What you need to do ::
The answer must be a single number: how many lines in the entries hold the string "content".

━━━━━━━━

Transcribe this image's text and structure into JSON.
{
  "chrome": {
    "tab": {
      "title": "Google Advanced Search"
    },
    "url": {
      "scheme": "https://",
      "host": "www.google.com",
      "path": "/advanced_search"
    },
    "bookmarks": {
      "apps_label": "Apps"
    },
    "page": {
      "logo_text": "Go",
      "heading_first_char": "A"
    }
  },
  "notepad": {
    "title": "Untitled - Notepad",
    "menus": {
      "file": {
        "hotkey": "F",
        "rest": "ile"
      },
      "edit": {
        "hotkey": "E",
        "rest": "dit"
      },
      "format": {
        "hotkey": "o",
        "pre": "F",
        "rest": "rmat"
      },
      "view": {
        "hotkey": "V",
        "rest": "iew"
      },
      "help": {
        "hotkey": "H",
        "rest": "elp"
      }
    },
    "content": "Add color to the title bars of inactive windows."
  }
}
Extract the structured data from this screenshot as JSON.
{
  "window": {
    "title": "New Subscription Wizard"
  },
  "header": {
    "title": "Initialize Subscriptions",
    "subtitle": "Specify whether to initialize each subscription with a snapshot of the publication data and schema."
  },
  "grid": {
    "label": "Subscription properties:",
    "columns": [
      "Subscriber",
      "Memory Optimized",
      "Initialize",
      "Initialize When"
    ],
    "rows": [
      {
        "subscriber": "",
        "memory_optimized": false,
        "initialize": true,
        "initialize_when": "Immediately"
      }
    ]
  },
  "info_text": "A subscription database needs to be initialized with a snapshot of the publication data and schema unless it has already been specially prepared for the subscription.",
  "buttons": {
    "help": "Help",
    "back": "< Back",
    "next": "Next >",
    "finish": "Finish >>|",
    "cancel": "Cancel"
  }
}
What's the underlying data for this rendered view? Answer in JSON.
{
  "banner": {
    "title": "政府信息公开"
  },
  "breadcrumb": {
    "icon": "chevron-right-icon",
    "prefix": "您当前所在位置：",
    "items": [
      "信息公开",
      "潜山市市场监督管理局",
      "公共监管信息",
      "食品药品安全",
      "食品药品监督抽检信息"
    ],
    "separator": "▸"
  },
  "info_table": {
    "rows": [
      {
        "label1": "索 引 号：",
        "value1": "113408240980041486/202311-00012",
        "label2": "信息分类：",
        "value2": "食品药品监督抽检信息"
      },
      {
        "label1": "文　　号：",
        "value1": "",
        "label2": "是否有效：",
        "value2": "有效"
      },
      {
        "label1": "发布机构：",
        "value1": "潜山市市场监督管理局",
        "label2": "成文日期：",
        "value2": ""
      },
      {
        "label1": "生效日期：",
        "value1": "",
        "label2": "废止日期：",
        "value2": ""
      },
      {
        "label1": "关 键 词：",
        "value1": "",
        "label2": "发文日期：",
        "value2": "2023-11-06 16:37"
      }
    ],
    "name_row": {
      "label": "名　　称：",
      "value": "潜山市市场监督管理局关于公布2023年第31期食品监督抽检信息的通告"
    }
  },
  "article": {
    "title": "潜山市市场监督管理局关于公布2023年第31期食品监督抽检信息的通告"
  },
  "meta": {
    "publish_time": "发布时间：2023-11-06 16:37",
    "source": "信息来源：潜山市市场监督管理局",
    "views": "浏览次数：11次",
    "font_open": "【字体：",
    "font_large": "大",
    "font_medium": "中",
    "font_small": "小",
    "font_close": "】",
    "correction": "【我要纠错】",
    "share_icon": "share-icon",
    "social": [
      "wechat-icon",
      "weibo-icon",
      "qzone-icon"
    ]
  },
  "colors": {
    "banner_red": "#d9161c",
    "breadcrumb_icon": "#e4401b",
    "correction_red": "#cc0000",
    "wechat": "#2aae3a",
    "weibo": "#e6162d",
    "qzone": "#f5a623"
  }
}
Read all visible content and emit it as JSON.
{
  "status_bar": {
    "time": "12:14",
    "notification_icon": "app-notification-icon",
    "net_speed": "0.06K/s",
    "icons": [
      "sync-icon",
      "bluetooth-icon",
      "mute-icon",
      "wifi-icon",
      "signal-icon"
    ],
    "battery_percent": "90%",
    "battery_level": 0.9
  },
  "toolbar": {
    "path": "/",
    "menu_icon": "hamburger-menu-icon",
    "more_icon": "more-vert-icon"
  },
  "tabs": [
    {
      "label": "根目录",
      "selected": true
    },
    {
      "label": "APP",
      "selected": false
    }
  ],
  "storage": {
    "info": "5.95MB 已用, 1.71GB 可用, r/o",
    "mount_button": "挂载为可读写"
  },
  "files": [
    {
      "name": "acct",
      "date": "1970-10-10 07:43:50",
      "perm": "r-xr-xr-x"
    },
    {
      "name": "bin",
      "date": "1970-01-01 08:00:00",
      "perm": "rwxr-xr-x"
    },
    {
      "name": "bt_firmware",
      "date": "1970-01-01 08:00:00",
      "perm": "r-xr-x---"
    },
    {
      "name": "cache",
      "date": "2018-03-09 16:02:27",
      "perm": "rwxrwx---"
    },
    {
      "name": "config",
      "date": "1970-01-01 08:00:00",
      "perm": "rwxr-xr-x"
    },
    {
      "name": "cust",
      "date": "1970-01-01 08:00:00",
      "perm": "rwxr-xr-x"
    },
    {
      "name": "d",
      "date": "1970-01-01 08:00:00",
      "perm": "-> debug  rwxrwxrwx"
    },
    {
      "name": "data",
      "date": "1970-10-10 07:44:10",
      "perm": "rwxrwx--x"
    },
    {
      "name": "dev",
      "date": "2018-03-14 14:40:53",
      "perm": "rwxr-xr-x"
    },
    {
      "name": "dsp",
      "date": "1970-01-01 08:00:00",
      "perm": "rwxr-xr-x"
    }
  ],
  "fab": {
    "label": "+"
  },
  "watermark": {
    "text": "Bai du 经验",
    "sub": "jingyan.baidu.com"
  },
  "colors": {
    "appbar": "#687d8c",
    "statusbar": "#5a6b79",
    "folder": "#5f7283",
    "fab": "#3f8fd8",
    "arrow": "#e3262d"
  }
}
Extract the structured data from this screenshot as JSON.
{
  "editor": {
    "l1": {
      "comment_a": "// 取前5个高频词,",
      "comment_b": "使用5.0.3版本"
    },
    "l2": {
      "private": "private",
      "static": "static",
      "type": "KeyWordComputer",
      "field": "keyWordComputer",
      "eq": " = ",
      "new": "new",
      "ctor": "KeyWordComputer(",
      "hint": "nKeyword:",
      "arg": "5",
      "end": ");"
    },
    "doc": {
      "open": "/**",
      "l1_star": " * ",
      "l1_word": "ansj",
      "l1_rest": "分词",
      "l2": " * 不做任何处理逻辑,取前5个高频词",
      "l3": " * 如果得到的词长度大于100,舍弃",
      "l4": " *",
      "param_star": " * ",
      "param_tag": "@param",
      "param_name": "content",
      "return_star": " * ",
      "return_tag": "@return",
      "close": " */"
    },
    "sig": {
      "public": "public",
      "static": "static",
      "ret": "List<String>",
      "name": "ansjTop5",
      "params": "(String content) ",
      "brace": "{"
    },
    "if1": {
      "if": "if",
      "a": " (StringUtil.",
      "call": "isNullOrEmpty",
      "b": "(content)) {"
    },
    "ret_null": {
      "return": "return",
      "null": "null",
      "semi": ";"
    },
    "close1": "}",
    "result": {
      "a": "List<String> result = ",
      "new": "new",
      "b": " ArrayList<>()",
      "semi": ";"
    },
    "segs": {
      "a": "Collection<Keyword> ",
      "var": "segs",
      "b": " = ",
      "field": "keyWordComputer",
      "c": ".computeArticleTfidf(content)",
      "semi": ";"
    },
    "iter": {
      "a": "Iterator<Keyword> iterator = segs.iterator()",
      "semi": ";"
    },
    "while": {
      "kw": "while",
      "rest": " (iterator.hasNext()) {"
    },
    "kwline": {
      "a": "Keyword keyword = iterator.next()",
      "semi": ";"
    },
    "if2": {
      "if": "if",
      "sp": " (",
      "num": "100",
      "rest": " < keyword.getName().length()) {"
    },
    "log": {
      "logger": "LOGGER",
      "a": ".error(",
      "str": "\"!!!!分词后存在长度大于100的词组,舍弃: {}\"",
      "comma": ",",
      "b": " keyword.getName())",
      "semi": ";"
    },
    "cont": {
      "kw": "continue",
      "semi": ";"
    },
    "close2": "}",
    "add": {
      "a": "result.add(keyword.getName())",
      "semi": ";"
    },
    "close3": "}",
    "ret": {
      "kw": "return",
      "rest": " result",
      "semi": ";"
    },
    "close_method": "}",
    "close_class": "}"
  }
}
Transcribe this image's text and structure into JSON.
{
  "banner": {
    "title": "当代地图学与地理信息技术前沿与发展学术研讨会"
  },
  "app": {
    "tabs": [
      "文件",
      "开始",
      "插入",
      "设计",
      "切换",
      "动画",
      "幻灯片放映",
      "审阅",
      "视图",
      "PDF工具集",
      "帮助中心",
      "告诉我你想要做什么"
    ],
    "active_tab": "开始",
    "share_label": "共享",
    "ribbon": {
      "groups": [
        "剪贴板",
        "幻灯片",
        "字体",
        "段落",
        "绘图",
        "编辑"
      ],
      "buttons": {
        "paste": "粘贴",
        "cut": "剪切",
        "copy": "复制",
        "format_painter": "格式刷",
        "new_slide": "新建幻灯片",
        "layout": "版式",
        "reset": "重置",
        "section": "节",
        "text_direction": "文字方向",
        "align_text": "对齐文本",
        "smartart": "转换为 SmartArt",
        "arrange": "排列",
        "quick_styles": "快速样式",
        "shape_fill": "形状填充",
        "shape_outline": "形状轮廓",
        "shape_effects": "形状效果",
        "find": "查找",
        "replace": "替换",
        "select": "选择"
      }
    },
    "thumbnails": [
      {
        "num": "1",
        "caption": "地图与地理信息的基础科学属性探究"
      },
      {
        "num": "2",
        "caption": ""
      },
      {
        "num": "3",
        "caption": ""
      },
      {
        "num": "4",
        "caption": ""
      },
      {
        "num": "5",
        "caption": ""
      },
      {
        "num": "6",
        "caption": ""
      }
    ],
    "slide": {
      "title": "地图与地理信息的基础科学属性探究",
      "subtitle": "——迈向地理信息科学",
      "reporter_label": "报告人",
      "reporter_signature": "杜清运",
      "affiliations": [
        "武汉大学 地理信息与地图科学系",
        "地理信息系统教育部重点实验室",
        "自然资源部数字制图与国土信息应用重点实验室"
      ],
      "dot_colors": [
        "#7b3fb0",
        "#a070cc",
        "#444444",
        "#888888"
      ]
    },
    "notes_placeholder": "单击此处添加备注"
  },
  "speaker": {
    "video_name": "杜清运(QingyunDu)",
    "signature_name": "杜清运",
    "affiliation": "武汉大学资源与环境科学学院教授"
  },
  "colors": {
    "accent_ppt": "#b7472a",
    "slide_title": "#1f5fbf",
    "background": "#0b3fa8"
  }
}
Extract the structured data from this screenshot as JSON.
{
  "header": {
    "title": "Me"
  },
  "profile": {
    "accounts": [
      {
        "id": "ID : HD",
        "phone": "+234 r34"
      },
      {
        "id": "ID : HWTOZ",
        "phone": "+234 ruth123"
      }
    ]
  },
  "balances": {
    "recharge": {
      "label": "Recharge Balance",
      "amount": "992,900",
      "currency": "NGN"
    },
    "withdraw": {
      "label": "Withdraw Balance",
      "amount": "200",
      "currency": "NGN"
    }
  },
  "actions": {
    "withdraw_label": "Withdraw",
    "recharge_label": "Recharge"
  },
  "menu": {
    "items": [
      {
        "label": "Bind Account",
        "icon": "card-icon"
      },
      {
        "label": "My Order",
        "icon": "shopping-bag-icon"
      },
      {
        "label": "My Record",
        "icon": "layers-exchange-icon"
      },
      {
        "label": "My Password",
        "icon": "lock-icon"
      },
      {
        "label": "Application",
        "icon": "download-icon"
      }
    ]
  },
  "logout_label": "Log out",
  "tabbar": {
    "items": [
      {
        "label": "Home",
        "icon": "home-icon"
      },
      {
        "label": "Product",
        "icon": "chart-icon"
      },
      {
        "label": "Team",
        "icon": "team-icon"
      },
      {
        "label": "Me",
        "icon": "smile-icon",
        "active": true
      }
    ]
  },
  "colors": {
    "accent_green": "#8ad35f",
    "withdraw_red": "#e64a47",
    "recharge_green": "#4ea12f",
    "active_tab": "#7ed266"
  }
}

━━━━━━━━

Task answer ::
6